*** Opening Dataset records ***
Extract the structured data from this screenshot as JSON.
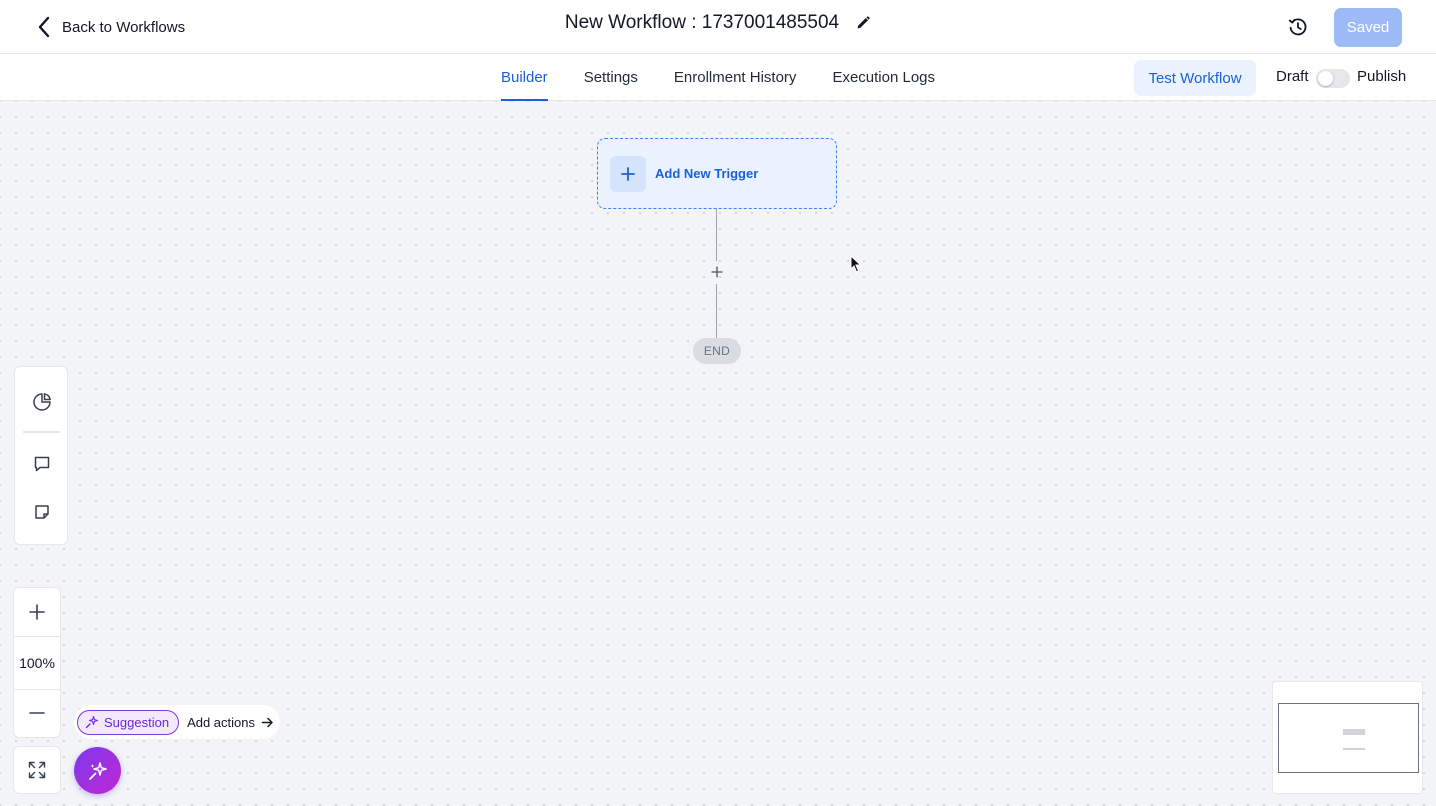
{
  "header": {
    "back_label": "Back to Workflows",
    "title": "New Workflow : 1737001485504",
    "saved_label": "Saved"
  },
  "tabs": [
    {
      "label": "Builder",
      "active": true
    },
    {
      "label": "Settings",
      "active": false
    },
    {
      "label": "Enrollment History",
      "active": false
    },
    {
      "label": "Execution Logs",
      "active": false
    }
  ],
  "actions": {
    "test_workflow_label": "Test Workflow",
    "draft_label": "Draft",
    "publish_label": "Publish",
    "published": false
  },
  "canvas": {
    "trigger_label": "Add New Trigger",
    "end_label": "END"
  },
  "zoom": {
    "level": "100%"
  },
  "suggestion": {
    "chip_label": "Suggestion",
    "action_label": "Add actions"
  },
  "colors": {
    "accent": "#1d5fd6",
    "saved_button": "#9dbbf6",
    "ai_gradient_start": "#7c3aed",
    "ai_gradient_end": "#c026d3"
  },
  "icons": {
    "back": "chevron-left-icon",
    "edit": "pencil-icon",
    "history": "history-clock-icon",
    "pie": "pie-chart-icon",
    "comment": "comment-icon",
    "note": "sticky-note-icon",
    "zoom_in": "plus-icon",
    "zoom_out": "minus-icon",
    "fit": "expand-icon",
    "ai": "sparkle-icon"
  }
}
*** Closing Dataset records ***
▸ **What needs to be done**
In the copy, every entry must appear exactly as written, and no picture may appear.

▸ **Task answer**
Extract the structured data from this screenshot as JSON.
{
  "header": {
    "back_label": "Back to Workflows",
    "title": "New Workflow : 1737001485504",
    "saved_label": "Saved"
  },
  "tabs": [
    {
      "label": "Builder",
      "active": true
    },
    {
      "label": "Settings",
      "active": false
    },
    {
      "label": "Enrollment History",
      "active": false
    },
    {
      "label": "Execution Logs",
      "active": false
    }
  ],
  "actions": {
    "test_workflow_label": "Test Workflow",
    "draft_label": "Draft",
    "publish_label": "Publish",
    "published": false
  },
  "canvas": {
    "trigger_label": "Add New Trigger",
    "end_label": "END"
  },
  "zoom": {
    "level": "100%"
  },
  "suggestion": {
    "chip_label": "Suggestion",
    "action_label": "Add actions"
  },
  "colors": {
    "accent": "#1d5fd6",
    "saved_button": "#9dbbf6",
    "ai_gradient_start": "#7c3aed",
    "ai_gradient_end": "#c026d3"
  },
  "icons": {
    "back": "chevron-left-icon",
    "edit": "pencil-icon",
    "history": "history-clock-icon",
    "pie": "pie-chart-icon",
    "comment": "comment-icon",
    "note": "sticky-note-icon",
    "zoom_in": "plus-icon",
    "zoom_out": "minus-icon",
    "fit": "expand-icon",
    "ai": "sparkle-icon"
  }
}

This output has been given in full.